[Extracted data Boundary: Start]
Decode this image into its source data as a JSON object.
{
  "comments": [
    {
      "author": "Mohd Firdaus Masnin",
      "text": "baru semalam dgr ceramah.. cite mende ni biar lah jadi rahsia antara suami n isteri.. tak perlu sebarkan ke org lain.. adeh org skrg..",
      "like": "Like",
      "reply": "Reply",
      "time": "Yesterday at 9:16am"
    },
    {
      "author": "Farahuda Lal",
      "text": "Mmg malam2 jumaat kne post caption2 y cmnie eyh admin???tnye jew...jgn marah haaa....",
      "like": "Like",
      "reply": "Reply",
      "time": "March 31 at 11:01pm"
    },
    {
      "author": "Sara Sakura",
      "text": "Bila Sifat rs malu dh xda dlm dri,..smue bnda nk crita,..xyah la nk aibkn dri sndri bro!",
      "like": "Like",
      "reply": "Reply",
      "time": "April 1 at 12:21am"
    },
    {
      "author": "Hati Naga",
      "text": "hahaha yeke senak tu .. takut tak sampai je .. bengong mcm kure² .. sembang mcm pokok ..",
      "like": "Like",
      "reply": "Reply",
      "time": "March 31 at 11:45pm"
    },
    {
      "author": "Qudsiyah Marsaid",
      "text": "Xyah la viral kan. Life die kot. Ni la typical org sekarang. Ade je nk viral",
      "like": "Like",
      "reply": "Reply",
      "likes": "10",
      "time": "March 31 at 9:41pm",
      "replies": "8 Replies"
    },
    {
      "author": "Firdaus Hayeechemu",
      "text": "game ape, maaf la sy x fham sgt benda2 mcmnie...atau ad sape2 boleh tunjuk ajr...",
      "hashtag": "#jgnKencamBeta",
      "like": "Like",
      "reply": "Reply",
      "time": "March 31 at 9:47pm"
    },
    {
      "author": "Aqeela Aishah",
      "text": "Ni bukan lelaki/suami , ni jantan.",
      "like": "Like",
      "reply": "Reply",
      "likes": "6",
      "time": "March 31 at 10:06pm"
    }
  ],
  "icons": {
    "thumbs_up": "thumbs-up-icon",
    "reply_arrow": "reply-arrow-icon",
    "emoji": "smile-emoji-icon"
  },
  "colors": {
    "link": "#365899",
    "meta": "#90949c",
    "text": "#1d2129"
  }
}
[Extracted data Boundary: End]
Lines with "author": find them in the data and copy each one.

      "author": "Mohd Firdaus Masnin",
      "author": "Farahuda Lal",
      "author": "Sara Sakura",
      "author": "Hati Naga",
      "author": "Qudsiyah Marsaid",
      "author": "Firdaus Hayeechemu",
      "author": "Aqeela Aishah",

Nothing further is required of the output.